    • Needless to say, hackers gonna hack, and there are a lot of low-hanging fruit right now, with everyone thrown into remote working.
    • In particular, there are a lot of emails flying around that purport to offer useful information, perhaps even apparently coming from your own organisation.
    • The key things to remember are:
      • If you didn’t actively ask for, or didn’t otherwise expect, this email – start with a defensive or suspicious stance against it.
      • If a mail is trying to get you to click on a link, be even more suspicious.
      • If the mail is asking you anything about money or bank accounts, be double-suspicious, no matter who the mail seems to have come from.
        • Call that person on the phone to verify.  Don’t just action the mail.
      • Don’t click a link in an email without being really sure where it is taking you.
        • Hover over the link with your mouse.
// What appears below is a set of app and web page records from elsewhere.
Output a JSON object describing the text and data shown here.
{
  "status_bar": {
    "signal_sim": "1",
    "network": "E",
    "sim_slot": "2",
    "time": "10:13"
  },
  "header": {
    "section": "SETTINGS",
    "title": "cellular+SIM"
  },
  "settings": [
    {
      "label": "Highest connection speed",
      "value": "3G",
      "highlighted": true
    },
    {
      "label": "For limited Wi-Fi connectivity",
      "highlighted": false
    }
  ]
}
        • Look for the “domain” that the link is pointing to (eg
          • Look really carefully at the last bits before the dots end (in this case the  Is that somewhere it is safe to go?  Do you recognise that and really want to go there?
          • Look at whether the link starts with “https”.  If it is missing that “s” off the end, you probably don’t want to follow this link.
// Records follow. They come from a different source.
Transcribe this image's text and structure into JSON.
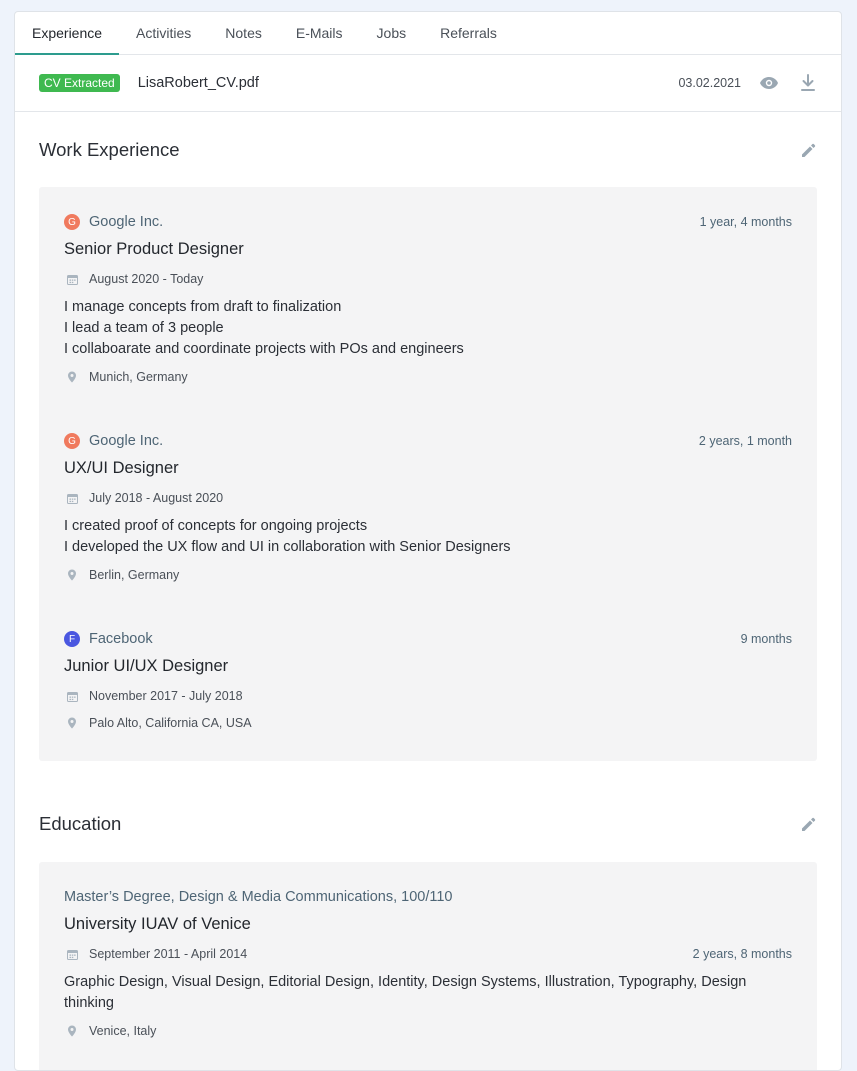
{
  "tabs": [
    "Experience",
    "Activities",
    "Notes",
    "E-Mails",
    "Jobs",
    "Referrals"
  ],
  "file": {
    "badge": "CV Extracted",
    "name": "LisaRobert_CV.pdf",
    "date": "03.02.2021",
    "view_icon": "eye-icon",
    "download_icon": "download-icon"
  },
  "colors": {
    "accent": "#2d9c8e",
    "badge": "#3fb950",
    "google": "#f07a5e",
    "facebook": "#4a57e0"
  },
  "work": {
    "title": "Work Experience",
    "edit_icon": "pencil-icon",
    "entries": [
      {
        "logo_letter": "G",
        "company": "Google Inc.",
        "duration": "1 year, 4 months",
        "role": "Senior Product Designer",
        "dates": "August 2020 - Today",
        "description": [
          "I manage concepts from draft to finalization",
          "I lead a team of 3 people",
          "I collaboarate and coordinate projects with POs and engineers"
        ],
        "location": "Munich, Germany"
      },
      {
        "logo_letter": "G",
        "company": "Google Inc.",
        "duration": "2 years, 1 month",
        "role": "UX/UI Designer",
        "dates": "July 2018 - August 2020",
        "description": [
          "I created proof of concepts for ongoing projects",
          "I developed the UX flow and UI in collaboration with Senior Designers"
        ],
        "location": "Berlin, Germany"
      },
      {
        "logo_letter": "F",
        "company": "Facebook",
        "duration": "9 months",
        "role": "Junior UI/UX Designer",
        "dates": "November 2017 - July 2018",
        "location": "Palo Alto, California CA, USA"
      }
    ]
  },
  "education": {
    "title": "Education",
    "edit_icon": "pencil-icon",
    "entries": [
      {
        "degree": "Master’s Degree, Design & Media Communications, 100/110",
        "school": "University IUAV of Venice",
        "dates": "September 2011 - April 2014",
        "duration": "2 years, 8 months",
        "description": [
          "Graphic Design, Visual Design, Editorial Design, Identity, Design Systems, Illustration, Typography, Design",
          "thinking"
        ],
        "location": "Venice, Italy"
      }
    ]
  }
}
        • If you really think it is OK to follow the link DON’T CLICK IT.
          • Instead, right-click and select “copy link” (or similar).
          • Then open up a web browser like Chrome and paste the copied link into the address bar.
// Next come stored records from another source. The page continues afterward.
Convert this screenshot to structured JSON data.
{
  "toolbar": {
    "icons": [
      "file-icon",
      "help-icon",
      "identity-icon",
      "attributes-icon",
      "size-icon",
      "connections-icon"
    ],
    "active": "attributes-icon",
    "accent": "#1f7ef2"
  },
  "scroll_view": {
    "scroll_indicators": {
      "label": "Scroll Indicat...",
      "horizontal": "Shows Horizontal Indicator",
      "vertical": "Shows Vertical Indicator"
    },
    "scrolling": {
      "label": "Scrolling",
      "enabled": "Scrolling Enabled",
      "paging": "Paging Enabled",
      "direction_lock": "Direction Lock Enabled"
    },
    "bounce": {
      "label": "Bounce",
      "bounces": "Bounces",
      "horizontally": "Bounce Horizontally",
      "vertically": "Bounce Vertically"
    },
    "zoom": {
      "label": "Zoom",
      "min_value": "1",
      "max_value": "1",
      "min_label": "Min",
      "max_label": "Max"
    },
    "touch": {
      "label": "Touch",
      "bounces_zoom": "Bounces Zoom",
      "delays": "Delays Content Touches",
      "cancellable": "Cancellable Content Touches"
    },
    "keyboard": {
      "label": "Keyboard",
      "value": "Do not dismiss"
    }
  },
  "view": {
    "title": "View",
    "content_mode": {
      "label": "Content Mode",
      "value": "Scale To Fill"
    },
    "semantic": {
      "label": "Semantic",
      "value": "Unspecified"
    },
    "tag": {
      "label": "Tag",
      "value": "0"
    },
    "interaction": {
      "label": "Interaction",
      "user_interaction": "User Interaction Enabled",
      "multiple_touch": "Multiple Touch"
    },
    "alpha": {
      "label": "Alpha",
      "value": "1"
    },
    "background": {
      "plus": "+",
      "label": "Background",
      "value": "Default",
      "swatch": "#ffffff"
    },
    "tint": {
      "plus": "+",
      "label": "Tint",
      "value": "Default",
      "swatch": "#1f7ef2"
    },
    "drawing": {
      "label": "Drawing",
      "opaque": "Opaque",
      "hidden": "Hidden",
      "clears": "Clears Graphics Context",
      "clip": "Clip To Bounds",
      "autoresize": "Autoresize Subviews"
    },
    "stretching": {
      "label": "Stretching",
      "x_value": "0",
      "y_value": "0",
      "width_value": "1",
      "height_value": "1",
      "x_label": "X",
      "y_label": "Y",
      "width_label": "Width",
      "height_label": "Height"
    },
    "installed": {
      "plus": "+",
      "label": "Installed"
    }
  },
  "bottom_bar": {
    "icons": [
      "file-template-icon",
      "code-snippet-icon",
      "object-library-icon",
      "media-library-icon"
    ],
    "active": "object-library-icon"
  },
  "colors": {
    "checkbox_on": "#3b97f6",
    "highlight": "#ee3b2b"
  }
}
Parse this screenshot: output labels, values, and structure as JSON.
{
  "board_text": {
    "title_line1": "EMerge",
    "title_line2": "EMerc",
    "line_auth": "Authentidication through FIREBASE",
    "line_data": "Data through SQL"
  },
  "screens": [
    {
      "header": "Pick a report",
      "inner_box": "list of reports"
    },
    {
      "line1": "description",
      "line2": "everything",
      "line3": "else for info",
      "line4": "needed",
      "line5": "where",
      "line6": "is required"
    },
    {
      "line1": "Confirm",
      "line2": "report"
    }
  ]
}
          • This will help reduce the risk of going somewhere different from what was written in the email body.
  11. Have offline backups for anything important that lives on your remote computer

    • If the worst happens, and you do get crypto-ransomed, will you have reliable, recent backups of data that only exists on your remote computer?
    • Reliable means they can be used in predictable events like this.  It therefore means they need to not be crypto-locked along with the rest of your computer.  And for that to be true you generally need your backup drive to not be permanently attached to the computer, and/or for it to have file version histories that are “immutable” (which means they can’t be changed or overwritten by crypto-ransomware).
    • It is possible to use better cloud backup solutions, which, if well configured, can write securely to cloud storage that contains version histories and is marked as immutable.  These solutions give the greatest flexibility if you need to access the backups from somewhere other than say your home.  They can however be complicated to configure properly and securely.
    • Otherwise, a properly configured external hard drive that is only used for backup purposes is a reasonable and cost-effective option.  It is important however that this hard drive is properly encrypted at the drive level, that you save the encryption key somewhere secure (eg in your password manager) and that the backups software is properly configured to allow secure storage and reliable recovery.
    • Finally, consider that:
      • Multiple backups are better than just one
      • Multiple backups should be kept in different locations, and ideally on different media (eg securely in the cloud, plus on an encrypted external hard drive)
      • Not having the master/only copy of essential business data on your remote computer is the best plan, if you can avoid that
  12. Consider keeping an eye on public service announcements like CERT NZ

    • CERT NZ is a central government service that provides information and alerting on cyber security related events.
    • A good place to focus is
    • You can also get email alerts via the “Subscribe to updates” link at the top of that page, or by following them on Twitter.


There’s quite a lot of think about there, and perhaps you have IT and/or security teams well primed for all of that.  But there might also be some things for you to consider, and speak up about, to make sure you are doing your bit to flatten both the Covid-19 curve, and the IT/security burden curve!

If you’d like to better understand any of this, or discuss the “how” for any of these items, please do contact us – we’re keen to help.